Summary : With 'Buckminster Fuller: Poet of Geometry' Cole Gerst has done a marvelous job of telling the inspirational story of this renowned figure.
Buckminster Fuller (1895-1983) was one of the 20th century’s most innovative figures. In many ways, his perspectives on better ways to use our finite resources were not only practical, but brilliant. There was also an undeniable beauty in the ways he arranged shapes to form things, such as his famous Geodesic dome. The recently published Buckminster Fuller: Poet of Geometry by Cole Gerst offers a compelling look at the man, and his life’s work.
Richard Buckminster Fuller was his full name, although he was called “Bucky” by those who knew him. Or knew of him. Bucky’s geodesic dome was one of 25 patents he was granted, and they include all sorts of fascinating designs. One of the reasons Fuller remains a hero to many is that he used his extraordinary abilities for the bettering of the human condition, rather than for personal gain.
His interest in architecture, which led to the dome and the majority of his other achievements, stemmed from a heartbreaking personal experience. The Fuller’s daughter Alexandra died in 1922 from complications of polio and spinal meningitis. He and his wife Anne lived in an older, damp and drafty house, and he partially blamed their home for the death of their daughter. Whether the house had anything to do with her passing or not, he was inspired to work on ways to build better affordable housing for all.
It is ironic that Fuller did very poorly in geometry as a student, for it later became his guiding principle. Gerst’s title is well-chosen, for the manner in which Bucky used triangles in particular was architecturally poetic. One of his great insights was in seeing them everywhere in nature, and extrapolating from there.
“Doing the most with the least” was Fuller’s guiding principal. While Gerst refrains from directly stating it, the idea of doing the most with the least was nothing short of heresy in the post-war United States. In a land where “What’s good for General Motors is good for America,“ Fuller’s point of view was not a popular one with the powerful elite.
What I really enjoyed about this book is that it provides an excellent overview of Fuller, without getting too technical. Bucky himself published 30 books, and there are other biographies available. But in Poet of Geometry, Gerst offers an excellent introduction to the fascinating world of Buckminster Fuller.
One of the finest aspects of this book are the author’s watercolor paintings. They adorn nearly every page, and are very appealing. Although Poet of Geometry is not a children’s book, I recently had the opportunity to share it with some young nieces and nephews, and they loved the illustrations.
Fuller coined the term “Spaceship Earth,” and it is no surprise that he was a big favorite of Stewart Brand, the founder of The Whole Earth Catalog. Buckminster Fuller was one of the first to look at our planet in a holistic way, and to realize that we all had to work together to make it a better place. He was quickly marginalized for this point of view, and even made out to be something of a nut.

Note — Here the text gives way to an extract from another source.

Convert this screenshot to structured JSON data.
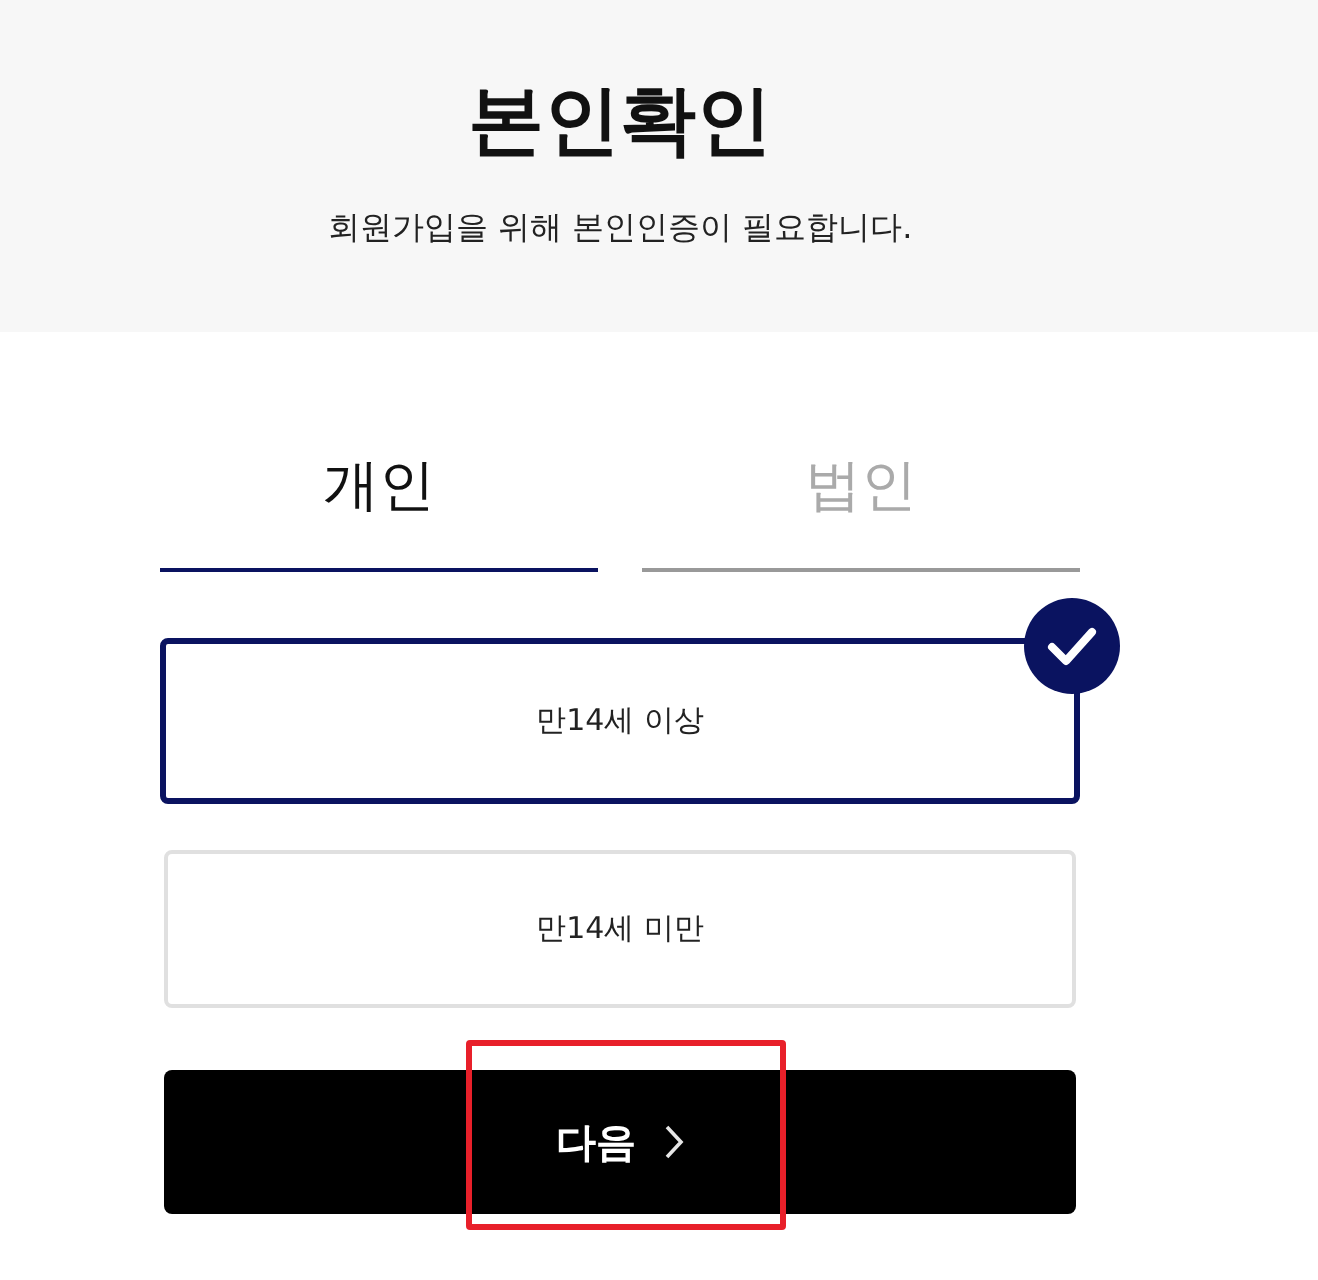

It is nothing short of amazing to me that after the one-two punch of Hurricane Sandy and the Arctic Blast of 2013, the Wall Street-entrenched interests are still denying climate change. I mean, they are being forced to deal with it, like right in their faces. Yet money trumps all. And common-sense people who say the we are on a suicide march unless something is done are treated as if they are crazy. Buckminster Fuller is a hero to those who are actually concerned about the future, and about the world our children will inherit. In fact, he was a pioneer.
Buckminster Fuller: Poet of Geometry is just about the perfect introduction to the great man. And with the wonderful watercolor illustrations, it is kind of a stealth bomb book, too. Kids love those designs, and rightly so. As they get older, and begin to understand what it was Bucky was working towards, they might see that we all need to work together to make the world a better place.
In so many ways, Buckminster Fuller is an inspirational figure, and Cole Gerst has done a marvelous job of telling his story with Poet of Geometry.Powered by Sidelines